[Records from a data collection]
_ _ _ _ _

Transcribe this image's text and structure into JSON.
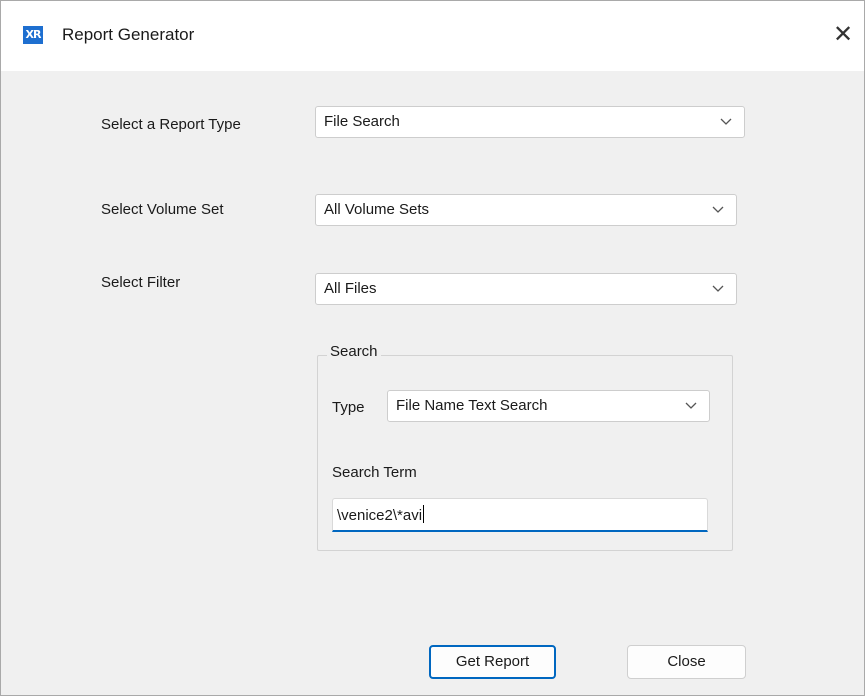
{
  "window": {
    "title": "Report Generator",
    "app_icon_text": "XR",
    "close_glyph": "✕"
  },
  "report_type": {
    "label": "Select a Report Type",
    "value": "File Search"
  },
  "volume_set": {
    "label": "Select Volume Set",
    "value": "All Volume Sets"
  },
  "filter": {
    "label": "Select Filter",
    "value": "All Files"
  },
  "search": {
    "group_title": "Search",
    "type_label": "Type",
    "type_value": "File Name Text Search",
    "term_label": "Search Term",
    "term_value": "\\venice2\\*avi"
  },
  "buttons": {
    "get_report": "Get Report",
    "close": "Close"
  },
  "colors": {
    "accent": "#0067c0",
    "app_icon": "#1e6fd0"
  },
  "icons": {
    "dropdown": "chevron-down-icon",
    "close": "close-icon"
  }
}
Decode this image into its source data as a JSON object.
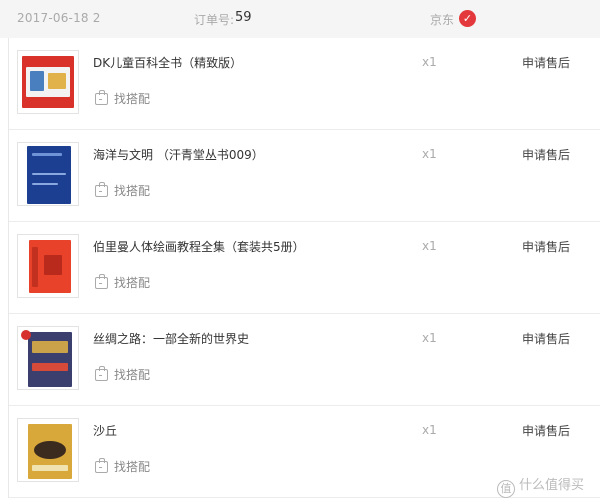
{
  "header": {
    "date": "2017-06-18 2",
    "order_label": "订单号:",
    "order_number": "59",
    "shop": "京东",
    "shop_logo_icon": "jd-logo-icon"
  },
  "items": [
    {
      "title": "DK儿童百科全书（精致版）",
      "match_label": "找搭配",
      "quantity": "x1",
      "action": "申请售后",
      "cover_color": "#d8322b"
    },
    {
      "title": "海洋与文明 （汗青堂丛书009）",
      "match_label": "找搭配",
      "quantity": "x1",
      "action": "申请售后",
      "cover_color": "#1d3f91"
    },
    {
      "title": "伯里曼人体绘画教程全集（套装共5册）",
      "match_label": "找搭配",
      "quantity": "x1",
      "action": "申请售后",
      "cover_color": "#e8432a"
    },
    {
      "title": "丝绸之路：一部全新的世界史",
      "match_label": "找搭配",
      "quantity": "x1",
      "action": "申请售后",
      "cover_color": "#3a3f6e"
    },
    {
      "title": "沙丘",
      "match_label": "找搭配",
      "quantity": "x1",
      "action": "申请售后",
      "cover_color": "#d9a83a"
    }
  ],
  "watermark": {
    "logo_text": "值",
    "text": "什么值得买"
  }
}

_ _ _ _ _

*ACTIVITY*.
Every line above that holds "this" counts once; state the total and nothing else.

*RESPONSE*.
2